Historically, the courts have endorsed a list of questions, the answers to which assisted in determining whether the person or persons undertaking activities for a business was an employee, a worker or alternatively in business on their own account.
By way of example could an individual send someone else in their place to carry out the work instead of doing it themselves, were they entitled to paid holiday, did they have an opportunity to make a profit or run the risk of making a loss in carrying out the work, and could they turn the work down if it was given or were they legally obliged to do it? The answers to these questions were very often indicative of the type of relationship that existed. It appears that the weight given to these indicators by the courts has lessened if recent decisions are anything to go by. In the meantime, business owners should take heed, the label that the parties attach to the labour supply relationship will carry far less certainty without careful navigation through a number of signposts.
If you engage any labour on a self-employed basis and would like assistance in reviewing your current contractual relationships, contact a member of the team at FG Solicitors on 01604 871143.
The Christmas festivities are now hopefully a distant memory for most of us. That is of course if your Christmas party was not a fertile source of inappropriate, and in some cases, violent behaviour of members of your workforce.
It is settled law that employers can be held liable for the acts of employees carried out in the course of employment, save where an employer is able to show they took all reasonable steps to avoid the act occurring. The principle of holding employers liable for the acts of their employees is known as vicarious liability. By way of example, in the case of Hawley v Luminar Leisure Limited, the Court of Appeal upheld the decision of the High Court that a nightclub exercised sufficient control over the actions of a doorman supplied to it by a security company, to deem the nightclub his “temporary” employer for the purposes of vicarious liability. The Court of Appeal found that the nightclub had sole vicarious liability and assessed the security company’s liability at nil.
This brings us to the more recent decision of Bellman v Northern Recruitment Limited, here the High Court ruled that an employer was not vicariously liable for a violent assault by its Managing Director on an employee at an impromptu drinking session after its Christmas party. This was because it was an ‘impromptu drink,’ which was not itself a part of the work Christmas party (despite the expectation that some or all of the bill would be met by the company), and because the mere fact that the assault had followed a discussion of work matters did not mean that it was necessarily ‘in the course of employment.’ The Court said that the incident had arisen in the context of ‘entirely voluntary and personal choices’ by those present to engage in a heavy drinking session.
What does this mean?
Employers may be able to escape liability in such circumstances, but it will depend on the facts of a particular case.
What should employers do?
Employers should exercise caution as this decision does not change the law, nor does it establish that post-Christmas party drinks are outside the scope of employment for vicarious liability purposes.

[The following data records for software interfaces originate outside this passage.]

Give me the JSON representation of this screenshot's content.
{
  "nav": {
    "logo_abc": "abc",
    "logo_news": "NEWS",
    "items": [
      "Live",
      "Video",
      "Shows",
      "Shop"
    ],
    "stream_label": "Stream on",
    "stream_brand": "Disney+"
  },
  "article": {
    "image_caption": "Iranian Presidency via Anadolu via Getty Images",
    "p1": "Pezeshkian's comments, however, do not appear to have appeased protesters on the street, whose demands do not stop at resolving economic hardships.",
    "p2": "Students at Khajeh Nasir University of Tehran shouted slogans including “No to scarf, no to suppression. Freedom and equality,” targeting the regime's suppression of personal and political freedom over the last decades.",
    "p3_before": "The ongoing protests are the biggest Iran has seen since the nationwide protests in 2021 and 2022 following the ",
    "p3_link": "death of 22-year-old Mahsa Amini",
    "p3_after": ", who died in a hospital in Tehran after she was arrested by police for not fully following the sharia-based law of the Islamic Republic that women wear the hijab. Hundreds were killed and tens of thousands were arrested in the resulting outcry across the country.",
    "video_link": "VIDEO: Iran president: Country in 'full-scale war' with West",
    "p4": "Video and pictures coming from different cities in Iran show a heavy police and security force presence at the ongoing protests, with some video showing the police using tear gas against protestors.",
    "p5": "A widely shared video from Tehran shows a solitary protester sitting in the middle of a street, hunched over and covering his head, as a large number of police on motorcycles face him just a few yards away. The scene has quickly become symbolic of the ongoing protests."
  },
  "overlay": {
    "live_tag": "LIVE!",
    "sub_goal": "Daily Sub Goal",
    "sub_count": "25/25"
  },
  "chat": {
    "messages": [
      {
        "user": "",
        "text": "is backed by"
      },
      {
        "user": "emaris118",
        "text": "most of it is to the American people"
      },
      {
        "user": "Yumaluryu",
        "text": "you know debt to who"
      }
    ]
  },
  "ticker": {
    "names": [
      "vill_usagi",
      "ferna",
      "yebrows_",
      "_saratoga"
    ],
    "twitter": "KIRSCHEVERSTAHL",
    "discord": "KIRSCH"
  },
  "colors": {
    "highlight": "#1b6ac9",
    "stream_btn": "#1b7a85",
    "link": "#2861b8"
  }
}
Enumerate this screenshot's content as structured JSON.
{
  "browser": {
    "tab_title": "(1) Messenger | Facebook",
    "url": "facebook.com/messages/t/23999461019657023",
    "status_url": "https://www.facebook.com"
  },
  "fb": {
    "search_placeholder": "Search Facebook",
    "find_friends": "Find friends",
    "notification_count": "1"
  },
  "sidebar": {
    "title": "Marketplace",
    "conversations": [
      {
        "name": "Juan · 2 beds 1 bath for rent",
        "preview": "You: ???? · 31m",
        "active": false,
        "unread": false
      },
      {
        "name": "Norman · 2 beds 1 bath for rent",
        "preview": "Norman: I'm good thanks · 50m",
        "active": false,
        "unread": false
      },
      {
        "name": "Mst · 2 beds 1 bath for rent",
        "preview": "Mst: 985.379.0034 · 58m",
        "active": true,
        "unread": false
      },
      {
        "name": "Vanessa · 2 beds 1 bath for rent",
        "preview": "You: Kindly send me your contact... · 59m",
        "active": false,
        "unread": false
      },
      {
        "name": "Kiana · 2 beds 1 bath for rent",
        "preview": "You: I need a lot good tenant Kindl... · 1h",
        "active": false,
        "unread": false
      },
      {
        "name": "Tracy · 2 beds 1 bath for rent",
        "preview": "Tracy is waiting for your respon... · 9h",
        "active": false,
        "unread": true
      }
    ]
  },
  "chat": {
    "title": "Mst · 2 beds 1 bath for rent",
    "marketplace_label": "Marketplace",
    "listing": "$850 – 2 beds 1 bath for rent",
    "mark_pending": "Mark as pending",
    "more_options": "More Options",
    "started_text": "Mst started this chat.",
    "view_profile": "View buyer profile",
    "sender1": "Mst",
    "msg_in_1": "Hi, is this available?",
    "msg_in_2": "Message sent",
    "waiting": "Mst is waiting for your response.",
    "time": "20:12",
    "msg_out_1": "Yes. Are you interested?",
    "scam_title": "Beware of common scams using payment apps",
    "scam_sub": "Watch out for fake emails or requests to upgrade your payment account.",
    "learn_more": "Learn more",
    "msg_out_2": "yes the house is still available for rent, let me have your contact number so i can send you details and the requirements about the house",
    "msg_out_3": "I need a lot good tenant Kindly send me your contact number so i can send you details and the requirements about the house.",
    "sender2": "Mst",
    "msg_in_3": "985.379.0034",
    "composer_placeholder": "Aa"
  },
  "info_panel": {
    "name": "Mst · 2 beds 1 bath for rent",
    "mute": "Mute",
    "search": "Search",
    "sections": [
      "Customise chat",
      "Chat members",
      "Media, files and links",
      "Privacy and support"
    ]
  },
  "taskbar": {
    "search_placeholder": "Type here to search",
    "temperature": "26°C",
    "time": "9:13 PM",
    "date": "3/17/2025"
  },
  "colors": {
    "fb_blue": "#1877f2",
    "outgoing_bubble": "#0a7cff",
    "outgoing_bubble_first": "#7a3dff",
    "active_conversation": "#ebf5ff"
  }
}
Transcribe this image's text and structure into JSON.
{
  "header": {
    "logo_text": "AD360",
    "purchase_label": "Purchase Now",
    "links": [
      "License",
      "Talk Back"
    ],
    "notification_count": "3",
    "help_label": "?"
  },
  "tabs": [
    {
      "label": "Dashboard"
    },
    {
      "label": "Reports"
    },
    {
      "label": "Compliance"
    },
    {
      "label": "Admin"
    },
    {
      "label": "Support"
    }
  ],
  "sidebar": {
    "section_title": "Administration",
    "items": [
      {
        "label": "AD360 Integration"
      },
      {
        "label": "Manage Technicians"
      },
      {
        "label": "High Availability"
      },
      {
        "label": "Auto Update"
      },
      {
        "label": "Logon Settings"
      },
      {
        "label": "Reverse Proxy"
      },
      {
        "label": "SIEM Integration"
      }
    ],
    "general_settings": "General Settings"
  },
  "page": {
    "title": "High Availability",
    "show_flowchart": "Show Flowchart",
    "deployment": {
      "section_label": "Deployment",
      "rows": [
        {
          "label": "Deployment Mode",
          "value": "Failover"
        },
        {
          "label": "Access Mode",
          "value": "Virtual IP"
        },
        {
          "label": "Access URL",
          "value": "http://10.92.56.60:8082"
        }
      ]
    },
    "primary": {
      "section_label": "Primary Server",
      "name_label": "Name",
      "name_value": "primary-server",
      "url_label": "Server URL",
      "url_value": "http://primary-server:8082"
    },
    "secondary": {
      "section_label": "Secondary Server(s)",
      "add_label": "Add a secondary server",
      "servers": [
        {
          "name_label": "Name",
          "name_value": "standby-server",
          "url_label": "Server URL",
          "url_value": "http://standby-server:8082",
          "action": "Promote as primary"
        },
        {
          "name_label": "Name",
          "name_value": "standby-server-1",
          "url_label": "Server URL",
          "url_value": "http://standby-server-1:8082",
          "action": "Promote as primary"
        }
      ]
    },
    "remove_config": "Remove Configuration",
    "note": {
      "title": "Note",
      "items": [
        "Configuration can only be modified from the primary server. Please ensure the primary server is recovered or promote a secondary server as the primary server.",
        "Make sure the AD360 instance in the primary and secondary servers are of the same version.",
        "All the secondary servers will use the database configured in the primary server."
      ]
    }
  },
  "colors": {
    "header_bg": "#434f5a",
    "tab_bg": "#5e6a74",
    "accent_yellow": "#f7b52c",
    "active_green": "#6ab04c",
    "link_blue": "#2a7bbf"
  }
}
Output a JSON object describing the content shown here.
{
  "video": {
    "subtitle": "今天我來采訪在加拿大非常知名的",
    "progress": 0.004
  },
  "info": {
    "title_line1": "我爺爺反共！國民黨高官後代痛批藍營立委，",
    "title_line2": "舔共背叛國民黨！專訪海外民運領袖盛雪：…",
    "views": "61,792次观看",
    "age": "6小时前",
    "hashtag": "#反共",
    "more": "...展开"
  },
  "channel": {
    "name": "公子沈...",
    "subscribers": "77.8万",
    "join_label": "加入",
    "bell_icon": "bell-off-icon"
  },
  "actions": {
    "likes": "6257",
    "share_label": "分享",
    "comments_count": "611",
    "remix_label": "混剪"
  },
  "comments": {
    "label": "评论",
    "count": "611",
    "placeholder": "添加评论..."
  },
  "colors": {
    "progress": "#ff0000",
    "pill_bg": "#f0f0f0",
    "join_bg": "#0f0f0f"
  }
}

The possibility of inappropriate behaviour at work related social functions is entirely foreseeable and employers should be vigilant and proactive in ensuring that acceptable standards of behaviour are defined and communicated to all employees and workers.
For more information on how to manage the risk of vicarious liability, contact a member of the Employment Team at FG Solicitors on 01604 871143.